The bill would allow hospitals to avoid future cuts in payments by submitting quality data to the federal agency that runs the Medicare program. At the same time, it would increase payments through Medicaid to hospitals that serve a large number of disadvantaged patients.
The bill would impose an 18-month pause in development of new specialty hospitals and limit expansion of existing ones.
The bill would block planned cuts in physician payments in 2004 and 2005 and instead provide a 1.5 percent increase.
The bill would cover an initial doctor's appointment for new Medicare beneficiaries and screening for diabetes and cardiovascular disease. It would provide benefits for coordinated care for people with chronic illnesses, and would increase payments for doctors administering mammograms in hope that more are given.
-Health-related tax savings accounts ealth Savings Accounts):
The bill would allow people with high-deductible health insurance policies - at least $1,000 a year for individuals, $2,000 for couples - to shelter income from taxes. Individuals younger than 65, employers or family members would make pretax contributions equal to the deductible, up to a maximum of $2,600 a year for individuals and $5,150 for families. After 65 years of age, earnings and distribution also would be tax-free, provided the money is used for health expenses, including insurance premiums, prescription drugs and long-term care.
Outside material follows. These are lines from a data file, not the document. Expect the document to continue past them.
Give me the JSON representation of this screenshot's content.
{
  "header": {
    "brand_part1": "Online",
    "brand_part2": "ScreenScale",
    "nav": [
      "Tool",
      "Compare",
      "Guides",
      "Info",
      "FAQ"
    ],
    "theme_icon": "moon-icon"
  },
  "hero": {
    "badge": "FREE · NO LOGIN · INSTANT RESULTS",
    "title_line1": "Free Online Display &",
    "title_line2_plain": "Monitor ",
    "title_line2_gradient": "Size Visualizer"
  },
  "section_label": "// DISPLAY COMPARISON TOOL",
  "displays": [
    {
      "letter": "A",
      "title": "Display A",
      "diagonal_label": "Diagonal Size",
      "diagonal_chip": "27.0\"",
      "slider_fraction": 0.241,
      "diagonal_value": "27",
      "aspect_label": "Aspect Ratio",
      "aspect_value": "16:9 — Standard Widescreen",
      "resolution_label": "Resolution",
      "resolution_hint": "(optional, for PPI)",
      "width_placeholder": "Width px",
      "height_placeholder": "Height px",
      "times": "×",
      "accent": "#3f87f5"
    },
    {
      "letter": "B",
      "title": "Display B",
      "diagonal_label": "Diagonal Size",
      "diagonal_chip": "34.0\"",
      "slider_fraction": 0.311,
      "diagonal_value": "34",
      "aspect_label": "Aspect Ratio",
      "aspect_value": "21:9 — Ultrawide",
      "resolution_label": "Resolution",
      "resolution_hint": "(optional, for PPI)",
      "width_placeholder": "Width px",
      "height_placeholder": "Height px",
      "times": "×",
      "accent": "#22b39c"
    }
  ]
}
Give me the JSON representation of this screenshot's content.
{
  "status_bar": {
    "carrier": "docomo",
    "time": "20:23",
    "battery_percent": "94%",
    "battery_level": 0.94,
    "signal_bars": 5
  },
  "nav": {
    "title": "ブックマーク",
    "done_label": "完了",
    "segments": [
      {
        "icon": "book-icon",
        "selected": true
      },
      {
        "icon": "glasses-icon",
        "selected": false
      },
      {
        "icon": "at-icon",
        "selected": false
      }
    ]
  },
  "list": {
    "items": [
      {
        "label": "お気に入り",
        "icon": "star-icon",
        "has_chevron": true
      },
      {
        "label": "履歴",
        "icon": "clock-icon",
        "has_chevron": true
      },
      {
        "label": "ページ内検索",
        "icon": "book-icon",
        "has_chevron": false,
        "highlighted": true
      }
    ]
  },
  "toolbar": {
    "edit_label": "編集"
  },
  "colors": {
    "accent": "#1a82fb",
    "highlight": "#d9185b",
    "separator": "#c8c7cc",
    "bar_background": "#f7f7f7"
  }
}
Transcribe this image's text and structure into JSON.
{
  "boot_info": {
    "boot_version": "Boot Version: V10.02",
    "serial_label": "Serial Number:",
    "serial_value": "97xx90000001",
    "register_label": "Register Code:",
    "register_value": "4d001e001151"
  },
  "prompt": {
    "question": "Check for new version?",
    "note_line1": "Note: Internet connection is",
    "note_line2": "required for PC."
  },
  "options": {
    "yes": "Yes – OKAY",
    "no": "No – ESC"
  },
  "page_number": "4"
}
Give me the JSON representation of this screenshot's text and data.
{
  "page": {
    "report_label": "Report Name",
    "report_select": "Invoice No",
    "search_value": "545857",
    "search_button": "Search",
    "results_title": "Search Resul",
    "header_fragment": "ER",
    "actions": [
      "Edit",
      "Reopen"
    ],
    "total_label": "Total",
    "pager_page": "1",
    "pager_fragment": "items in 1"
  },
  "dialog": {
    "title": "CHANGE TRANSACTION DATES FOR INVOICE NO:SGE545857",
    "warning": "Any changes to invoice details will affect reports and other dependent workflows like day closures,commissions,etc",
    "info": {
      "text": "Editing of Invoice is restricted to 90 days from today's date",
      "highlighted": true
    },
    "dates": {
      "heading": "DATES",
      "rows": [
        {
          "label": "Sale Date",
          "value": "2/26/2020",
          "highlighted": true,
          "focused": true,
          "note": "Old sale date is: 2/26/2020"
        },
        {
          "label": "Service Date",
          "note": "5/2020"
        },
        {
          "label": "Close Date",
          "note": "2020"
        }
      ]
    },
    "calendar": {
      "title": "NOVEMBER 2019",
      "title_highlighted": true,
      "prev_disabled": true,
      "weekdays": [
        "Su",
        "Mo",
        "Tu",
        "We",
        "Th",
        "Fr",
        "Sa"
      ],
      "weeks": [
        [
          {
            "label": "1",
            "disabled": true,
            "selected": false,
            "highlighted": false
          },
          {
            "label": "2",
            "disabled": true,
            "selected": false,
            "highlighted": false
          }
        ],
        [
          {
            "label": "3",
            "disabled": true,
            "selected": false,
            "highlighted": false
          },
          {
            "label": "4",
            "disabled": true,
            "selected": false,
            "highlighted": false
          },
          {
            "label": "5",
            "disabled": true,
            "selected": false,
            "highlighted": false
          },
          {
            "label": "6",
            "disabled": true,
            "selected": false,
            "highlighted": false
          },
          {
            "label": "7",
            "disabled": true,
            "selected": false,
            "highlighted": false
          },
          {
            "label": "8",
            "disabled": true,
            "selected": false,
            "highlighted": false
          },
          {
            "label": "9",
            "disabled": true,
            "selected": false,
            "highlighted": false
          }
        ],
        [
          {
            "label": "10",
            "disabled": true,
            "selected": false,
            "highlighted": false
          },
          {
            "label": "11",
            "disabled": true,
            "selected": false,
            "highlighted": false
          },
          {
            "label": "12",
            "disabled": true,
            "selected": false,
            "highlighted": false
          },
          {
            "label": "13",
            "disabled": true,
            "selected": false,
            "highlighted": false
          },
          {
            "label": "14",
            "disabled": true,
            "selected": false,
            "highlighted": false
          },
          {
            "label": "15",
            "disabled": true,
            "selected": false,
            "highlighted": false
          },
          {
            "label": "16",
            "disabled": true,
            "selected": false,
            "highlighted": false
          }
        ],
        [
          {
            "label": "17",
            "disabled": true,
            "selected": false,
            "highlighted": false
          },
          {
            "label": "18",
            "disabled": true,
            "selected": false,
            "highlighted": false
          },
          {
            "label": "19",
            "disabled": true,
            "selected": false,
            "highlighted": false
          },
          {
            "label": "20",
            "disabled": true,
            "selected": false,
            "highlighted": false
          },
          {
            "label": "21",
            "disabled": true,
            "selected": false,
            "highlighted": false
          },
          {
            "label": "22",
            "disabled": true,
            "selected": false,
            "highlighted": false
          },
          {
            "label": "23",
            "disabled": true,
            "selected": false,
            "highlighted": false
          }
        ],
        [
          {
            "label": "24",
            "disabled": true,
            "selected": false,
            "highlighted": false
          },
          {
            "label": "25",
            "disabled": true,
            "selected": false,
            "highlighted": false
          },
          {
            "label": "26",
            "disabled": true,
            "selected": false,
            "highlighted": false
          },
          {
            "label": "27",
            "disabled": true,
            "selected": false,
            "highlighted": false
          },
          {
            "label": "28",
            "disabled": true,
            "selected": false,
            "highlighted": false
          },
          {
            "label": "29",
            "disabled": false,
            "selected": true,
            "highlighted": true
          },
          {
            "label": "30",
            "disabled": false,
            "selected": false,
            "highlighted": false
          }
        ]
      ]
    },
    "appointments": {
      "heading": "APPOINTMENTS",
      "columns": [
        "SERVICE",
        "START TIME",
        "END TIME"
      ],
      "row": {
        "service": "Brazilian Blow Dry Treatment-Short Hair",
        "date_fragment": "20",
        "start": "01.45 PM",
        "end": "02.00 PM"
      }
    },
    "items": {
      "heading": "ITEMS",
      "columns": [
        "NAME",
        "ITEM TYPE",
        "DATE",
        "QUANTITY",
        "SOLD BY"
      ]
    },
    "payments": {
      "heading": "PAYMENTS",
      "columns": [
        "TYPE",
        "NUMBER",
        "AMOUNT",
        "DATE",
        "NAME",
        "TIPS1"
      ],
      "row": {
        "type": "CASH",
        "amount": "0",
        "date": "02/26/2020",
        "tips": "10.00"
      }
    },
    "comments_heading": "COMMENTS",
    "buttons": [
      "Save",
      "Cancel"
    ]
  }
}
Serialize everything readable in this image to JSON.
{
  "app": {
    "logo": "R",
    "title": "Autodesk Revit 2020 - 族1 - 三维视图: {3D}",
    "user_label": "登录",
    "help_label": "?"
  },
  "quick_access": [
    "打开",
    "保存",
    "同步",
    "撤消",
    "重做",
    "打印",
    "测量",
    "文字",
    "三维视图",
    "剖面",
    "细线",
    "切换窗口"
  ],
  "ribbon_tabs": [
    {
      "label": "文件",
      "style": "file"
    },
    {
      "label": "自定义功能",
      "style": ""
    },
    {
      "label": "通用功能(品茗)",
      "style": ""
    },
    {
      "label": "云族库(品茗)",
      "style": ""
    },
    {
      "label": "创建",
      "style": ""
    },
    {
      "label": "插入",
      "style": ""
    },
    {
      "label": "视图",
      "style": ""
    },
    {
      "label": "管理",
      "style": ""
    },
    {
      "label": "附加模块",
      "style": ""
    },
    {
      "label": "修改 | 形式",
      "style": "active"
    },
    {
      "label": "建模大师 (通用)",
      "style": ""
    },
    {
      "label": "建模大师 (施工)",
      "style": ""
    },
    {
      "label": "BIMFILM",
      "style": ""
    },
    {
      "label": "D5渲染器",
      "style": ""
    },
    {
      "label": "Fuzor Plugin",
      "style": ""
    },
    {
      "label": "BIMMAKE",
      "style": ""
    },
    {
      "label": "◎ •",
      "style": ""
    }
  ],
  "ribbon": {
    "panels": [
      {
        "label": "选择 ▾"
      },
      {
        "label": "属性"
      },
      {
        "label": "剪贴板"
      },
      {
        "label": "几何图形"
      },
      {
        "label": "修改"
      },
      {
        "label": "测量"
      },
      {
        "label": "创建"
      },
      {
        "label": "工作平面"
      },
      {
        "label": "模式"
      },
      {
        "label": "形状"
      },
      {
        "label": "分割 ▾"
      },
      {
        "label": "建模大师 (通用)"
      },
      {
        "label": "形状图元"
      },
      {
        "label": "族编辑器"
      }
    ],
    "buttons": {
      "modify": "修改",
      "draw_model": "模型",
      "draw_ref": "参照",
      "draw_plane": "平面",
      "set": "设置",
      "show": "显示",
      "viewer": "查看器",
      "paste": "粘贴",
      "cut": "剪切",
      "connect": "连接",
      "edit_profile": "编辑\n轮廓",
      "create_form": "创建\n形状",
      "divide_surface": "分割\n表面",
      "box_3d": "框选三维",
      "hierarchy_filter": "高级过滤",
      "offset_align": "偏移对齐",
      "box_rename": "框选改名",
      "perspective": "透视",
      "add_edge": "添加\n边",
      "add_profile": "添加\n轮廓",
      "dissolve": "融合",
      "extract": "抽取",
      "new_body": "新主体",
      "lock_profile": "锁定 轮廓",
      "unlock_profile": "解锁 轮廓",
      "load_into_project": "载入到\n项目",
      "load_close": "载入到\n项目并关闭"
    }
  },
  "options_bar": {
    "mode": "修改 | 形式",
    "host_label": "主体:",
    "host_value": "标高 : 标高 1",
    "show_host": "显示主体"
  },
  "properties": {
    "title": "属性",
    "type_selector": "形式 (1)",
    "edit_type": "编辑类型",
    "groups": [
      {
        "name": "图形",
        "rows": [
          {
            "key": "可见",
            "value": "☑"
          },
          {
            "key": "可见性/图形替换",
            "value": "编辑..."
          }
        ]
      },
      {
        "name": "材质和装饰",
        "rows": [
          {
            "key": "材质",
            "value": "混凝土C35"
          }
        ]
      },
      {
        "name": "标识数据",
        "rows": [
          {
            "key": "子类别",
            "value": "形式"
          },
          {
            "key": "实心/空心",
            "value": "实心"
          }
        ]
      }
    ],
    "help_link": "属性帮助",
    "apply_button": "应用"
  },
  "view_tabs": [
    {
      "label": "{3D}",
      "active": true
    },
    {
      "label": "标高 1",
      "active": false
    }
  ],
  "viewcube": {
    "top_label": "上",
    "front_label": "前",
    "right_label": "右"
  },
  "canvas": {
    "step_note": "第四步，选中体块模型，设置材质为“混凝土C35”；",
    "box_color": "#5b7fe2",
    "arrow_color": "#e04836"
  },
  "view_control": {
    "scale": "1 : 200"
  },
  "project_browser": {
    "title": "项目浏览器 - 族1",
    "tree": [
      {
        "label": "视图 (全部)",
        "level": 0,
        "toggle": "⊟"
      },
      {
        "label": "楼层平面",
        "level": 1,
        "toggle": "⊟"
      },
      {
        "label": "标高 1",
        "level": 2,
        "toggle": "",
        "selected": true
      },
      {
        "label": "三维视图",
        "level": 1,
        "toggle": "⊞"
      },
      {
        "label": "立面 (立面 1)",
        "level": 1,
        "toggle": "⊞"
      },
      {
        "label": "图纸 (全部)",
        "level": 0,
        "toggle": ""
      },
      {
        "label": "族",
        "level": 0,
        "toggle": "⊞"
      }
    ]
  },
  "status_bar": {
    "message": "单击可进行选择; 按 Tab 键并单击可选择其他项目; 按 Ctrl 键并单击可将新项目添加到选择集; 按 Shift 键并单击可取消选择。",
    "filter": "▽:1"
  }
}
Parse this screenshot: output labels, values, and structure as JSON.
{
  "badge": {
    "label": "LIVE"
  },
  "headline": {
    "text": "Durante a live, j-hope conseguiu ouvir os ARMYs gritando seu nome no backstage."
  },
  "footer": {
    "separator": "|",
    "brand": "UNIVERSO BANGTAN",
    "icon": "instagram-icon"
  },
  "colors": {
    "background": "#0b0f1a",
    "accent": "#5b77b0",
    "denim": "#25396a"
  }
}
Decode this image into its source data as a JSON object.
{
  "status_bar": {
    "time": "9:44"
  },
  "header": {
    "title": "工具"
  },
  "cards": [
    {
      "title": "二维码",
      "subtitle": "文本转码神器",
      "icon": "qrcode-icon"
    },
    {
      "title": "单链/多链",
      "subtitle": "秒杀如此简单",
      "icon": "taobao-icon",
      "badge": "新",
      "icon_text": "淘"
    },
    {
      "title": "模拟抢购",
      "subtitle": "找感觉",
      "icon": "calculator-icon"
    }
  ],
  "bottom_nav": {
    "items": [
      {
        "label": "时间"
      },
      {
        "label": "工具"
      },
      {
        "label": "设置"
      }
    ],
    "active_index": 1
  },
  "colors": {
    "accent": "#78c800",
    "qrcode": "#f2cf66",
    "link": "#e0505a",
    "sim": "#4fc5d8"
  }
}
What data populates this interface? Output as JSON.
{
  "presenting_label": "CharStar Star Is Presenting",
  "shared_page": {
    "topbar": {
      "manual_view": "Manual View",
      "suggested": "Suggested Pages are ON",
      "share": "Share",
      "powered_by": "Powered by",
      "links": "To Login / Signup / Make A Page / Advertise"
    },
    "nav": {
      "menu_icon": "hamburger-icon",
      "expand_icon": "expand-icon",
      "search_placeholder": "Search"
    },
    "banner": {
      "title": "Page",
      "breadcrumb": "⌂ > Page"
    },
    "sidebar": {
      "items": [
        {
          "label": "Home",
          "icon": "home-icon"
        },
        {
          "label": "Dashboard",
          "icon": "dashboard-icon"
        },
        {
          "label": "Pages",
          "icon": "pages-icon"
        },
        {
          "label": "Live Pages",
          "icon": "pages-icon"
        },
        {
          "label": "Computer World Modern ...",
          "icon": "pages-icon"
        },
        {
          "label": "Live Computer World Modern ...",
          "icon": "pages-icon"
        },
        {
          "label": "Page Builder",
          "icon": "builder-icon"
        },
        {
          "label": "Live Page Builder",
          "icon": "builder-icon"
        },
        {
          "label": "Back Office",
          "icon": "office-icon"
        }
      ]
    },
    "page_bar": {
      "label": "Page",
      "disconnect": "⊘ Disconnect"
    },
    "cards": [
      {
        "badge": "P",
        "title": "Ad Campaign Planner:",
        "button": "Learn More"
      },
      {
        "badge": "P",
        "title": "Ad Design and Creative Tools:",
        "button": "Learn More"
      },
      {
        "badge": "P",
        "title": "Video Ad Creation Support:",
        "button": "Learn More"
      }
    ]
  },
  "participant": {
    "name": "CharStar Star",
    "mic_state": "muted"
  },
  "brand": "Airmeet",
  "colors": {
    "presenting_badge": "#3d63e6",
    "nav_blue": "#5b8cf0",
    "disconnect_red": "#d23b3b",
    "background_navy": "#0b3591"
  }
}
Otherwise, a 10 percent penalty would apply.
-Home health care:
The bill would cut payments to home health agencies, but not require co-payments from patients.
When general revenues constitute 45 percent of Medicare spending, Congress and the administration would have to review Medicare's finances.
Sources: Staff to Medicare bill negotiators.